Work instructions »
Please find every line of the listing below where "name" occurs and copy it.

[Raw data]

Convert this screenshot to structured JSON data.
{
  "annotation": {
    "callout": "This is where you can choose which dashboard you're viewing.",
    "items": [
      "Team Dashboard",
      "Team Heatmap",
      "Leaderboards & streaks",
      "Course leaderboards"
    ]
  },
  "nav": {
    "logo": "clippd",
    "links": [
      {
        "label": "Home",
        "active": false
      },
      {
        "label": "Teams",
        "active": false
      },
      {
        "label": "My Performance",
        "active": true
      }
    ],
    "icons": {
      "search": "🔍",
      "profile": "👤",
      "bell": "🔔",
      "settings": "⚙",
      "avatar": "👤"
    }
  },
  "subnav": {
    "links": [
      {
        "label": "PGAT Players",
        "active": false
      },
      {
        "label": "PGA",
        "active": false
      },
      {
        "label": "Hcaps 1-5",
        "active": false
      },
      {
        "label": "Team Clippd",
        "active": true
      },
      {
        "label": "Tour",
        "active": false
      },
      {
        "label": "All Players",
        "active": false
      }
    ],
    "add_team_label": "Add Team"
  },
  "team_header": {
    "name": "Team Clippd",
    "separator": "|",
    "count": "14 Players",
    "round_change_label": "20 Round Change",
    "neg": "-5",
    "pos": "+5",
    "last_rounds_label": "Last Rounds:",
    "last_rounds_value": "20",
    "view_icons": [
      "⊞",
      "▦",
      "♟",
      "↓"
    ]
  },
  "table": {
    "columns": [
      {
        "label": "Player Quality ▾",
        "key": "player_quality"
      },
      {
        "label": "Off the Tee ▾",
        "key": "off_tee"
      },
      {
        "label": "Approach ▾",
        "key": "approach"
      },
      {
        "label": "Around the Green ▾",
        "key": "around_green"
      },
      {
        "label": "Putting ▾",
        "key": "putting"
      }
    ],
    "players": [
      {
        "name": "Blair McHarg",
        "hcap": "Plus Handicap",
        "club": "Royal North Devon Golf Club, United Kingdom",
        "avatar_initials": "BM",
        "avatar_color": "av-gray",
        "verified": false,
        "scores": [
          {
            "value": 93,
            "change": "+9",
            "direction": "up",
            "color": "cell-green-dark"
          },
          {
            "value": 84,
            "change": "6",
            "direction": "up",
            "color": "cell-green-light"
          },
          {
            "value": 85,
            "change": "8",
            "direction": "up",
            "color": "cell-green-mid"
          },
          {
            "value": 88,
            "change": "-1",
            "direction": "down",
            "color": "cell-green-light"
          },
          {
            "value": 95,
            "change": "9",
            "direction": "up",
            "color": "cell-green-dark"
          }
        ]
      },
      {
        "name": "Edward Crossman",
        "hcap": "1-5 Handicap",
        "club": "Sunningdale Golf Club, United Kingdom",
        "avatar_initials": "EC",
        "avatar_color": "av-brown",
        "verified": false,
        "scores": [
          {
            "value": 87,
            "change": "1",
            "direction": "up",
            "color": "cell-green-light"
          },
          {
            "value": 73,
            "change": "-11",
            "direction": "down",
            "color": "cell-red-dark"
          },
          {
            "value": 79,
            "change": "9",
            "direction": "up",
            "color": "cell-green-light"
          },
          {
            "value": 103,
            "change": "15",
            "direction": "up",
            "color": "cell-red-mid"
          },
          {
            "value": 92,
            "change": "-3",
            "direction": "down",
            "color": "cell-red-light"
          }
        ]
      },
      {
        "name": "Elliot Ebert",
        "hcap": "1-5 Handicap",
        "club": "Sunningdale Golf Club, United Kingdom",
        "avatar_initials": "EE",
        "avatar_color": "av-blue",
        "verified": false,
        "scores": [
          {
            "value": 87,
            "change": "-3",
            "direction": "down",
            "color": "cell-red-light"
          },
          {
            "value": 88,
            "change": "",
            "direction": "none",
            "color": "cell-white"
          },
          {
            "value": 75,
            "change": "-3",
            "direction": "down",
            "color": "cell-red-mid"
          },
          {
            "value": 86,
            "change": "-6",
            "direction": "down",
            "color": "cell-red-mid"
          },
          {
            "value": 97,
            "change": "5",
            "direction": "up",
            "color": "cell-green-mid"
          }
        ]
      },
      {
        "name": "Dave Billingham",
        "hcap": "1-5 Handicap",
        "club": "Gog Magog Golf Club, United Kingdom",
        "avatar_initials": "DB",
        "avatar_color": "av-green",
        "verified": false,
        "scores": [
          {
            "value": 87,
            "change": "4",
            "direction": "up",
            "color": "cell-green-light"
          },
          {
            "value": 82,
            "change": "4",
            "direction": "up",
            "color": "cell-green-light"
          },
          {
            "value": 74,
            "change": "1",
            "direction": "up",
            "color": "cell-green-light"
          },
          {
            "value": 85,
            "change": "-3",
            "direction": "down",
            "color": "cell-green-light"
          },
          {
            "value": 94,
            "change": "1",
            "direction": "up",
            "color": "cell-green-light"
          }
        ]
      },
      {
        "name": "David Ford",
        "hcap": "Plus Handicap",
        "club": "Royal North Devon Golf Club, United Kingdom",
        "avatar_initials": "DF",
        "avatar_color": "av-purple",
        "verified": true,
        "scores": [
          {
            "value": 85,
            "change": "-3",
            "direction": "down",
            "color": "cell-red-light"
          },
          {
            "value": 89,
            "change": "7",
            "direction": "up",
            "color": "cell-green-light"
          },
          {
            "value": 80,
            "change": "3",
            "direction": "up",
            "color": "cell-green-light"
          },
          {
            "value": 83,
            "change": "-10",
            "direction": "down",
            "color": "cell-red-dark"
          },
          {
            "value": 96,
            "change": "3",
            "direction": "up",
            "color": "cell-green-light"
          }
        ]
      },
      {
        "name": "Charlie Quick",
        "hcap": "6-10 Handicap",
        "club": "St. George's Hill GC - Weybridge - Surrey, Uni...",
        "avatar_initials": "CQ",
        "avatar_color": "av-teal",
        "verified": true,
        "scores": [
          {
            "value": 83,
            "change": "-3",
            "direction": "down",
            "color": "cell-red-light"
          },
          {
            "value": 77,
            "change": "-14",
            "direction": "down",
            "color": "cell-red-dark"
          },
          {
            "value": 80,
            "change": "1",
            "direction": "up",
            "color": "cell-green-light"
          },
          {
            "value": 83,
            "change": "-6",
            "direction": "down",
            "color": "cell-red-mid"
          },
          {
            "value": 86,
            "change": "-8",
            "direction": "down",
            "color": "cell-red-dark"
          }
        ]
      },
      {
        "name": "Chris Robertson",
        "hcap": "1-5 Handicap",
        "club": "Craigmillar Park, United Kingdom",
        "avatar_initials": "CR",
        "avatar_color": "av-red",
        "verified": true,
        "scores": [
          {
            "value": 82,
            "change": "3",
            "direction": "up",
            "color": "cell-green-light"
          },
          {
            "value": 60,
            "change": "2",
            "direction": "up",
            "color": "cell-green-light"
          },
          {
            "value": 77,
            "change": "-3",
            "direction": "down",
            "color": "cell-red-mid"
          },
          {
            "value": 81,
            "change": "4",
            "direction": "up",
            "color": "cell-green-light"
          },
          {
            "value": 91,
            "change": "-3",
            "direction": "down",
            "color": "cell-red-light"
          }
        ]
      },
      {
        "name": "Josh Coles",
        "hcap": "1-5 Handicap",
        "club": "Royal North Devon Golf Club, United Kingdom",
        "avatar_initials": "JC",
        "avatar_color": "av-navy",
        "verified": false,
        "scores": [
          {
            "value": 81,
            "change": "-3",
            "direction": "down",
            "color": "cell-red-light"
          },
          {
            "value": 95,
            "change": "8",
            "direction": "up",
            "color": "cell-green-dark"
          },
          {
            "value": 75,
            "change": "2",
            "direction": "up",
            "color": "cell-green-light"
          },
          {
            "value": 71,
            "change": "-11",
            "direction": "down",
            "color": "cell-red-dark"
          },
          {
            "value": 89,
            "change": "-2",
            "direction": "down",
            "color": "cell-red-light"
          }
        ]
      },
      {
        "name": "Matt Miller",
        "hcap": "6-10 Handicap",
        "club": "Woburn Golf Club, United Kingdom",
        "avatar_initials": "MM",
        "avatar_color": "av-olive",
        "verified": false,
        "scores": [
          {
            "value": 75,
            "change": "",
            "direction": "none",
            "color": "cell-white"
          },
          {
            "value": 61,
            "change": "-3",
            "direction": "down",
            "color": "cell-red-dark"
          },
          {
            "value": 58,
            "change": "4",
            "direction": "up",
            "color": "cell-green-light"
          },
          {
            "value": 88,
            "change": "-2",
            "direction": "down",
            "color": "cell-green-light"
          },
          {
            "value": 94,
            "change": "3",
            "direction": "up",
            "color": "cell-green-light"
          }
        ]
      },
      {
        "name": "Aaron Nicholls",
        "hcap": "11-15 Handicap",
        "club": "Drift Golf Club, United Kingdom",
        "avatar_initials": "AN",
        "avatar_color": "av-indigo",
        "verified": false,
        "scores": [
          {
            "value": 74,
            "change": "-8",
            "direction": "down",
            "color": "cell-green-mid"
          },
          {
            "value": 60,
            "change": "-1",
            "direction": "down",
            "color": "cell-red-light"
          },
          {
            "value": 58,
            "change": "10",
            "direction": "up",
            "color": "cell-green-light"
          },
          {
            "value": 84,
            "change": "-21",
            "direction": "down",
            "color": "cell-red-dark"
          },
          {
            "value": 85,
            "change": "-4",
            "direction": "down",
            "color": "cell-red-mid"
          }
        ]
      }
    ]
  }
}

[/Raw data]

The completed task »
    "name": "Team Clippd",
        "name": "Blair McHarg",
        "name": "Edward Crossman",
        "name": "Elliot Ebert",
        "name": "Dave Billingham",
        "name": "David Ford",
        "name": "Charlie Quick",
        "name": "Chris Robertson",
        "name": "Josh Coles",
        "name": "Matt Miller",
        "name": "Aaron Nicholls",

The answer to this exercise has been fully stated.